Natalie Jones is a researcher, advocate, and qualified lawyer from Aotearoa New Zealand with a background in communications, campaigning, and organising. She believes that the climate crisis must be combated from all possible angles, including through law, policy, politics, the financial system, and grassroots activism, and has spent the last 6 years immersed in these various approaches to the problem.

Currently a PhD student in international law at Trinity College, Cambridge, Natalie is writing her thesis on inclusive global governance and participation rights. She maintains broad research interests including in climate change litigation, renewable energy, comparative environmental law, waste regulation, the rights of future generations, and critical international legal history.

Alongside her research, Natalie is a Writer for the Earth Negotiations Bulletin (ENB). In this capacity, she has attended 10+ UN negotiations, including on climate change, biodiversity, oceans, and wetlands.

Natalie co-founded and formerly coordinated the All-Party Parliamentary Group on Future Generations, a cross-party group of UK Parliamentarians aiming to raise the profile of issues affecting future generations and start a conversation on how to adequately represent future generations in Parliament.

She was a New Zealand youth delegate to the UN climate talks in 2013-2015 (COPs 19, 20 and 21), and volunteered with Generation Zero over a similar time frame. Natalie is also a founding member of the Trinity Responsible Investment Society, and in 2016 co-convened Positive Investment Cambridge – both student societies aiming to create a fairer future through finance.

Natalie currently teaches human rights law and international environmental law at the University of Cambridge, and previously taught EU environmental law.

Natalie graduated with an LLM in international law (First Class) from the University of Cambridge, a Bachelor of Laws with Honours (First Class), and a Bachelor of Science (majoring in physics) both from the University of Canterbury.

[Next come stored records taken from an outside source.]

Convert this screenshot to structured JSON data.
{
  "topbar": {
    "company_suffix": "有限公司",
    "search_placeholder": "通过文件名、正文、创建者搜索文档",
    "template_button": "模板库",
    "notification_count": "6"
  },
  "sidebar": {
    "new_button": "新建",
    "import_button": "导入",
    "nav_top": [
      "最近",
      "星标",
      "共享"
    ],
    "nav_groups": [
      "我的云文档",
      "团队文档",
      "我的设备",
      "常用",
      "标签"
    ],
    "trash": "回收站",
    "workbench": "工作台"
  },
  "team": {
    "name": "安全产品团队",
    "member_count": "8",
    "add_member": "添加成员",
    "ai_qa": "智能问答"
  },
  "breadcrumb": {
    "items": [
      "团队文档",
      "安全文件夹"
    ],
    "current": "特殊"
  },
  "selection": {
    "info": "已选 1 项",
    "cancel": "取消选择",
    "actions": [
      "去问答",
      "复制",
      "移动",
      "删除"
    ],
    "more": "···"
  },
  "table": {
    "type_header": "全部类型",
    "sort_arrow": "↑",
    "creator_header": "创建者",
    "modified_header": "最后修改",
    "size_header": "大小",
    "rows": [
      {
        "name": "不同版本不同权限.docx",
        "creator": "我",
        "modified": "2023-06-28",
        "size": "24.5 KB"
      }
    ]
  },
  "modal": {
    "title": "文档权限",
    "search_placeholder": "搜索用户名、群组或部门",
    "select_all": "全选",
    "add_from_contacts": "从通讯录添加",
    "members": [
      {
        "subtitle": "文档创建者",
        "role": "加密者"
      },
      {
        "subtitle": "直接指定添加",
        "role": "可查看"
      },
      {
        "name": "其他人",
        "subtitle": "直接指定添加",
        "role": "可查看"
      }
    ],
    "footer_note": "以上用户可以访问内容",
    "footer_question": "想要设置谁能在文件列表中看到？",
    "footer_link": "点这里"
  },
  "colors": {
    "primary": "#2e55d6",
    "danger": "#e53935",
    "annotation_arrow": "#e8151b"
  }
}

She previously worked as a judges’ clerk in the High Court of New Zealand, and has completed shorter stints at the Climate Litigation Network, the Interamerican Association for Environmental Defence, the New Zealand Parliamentary Counsel Office, and a commercial law firm.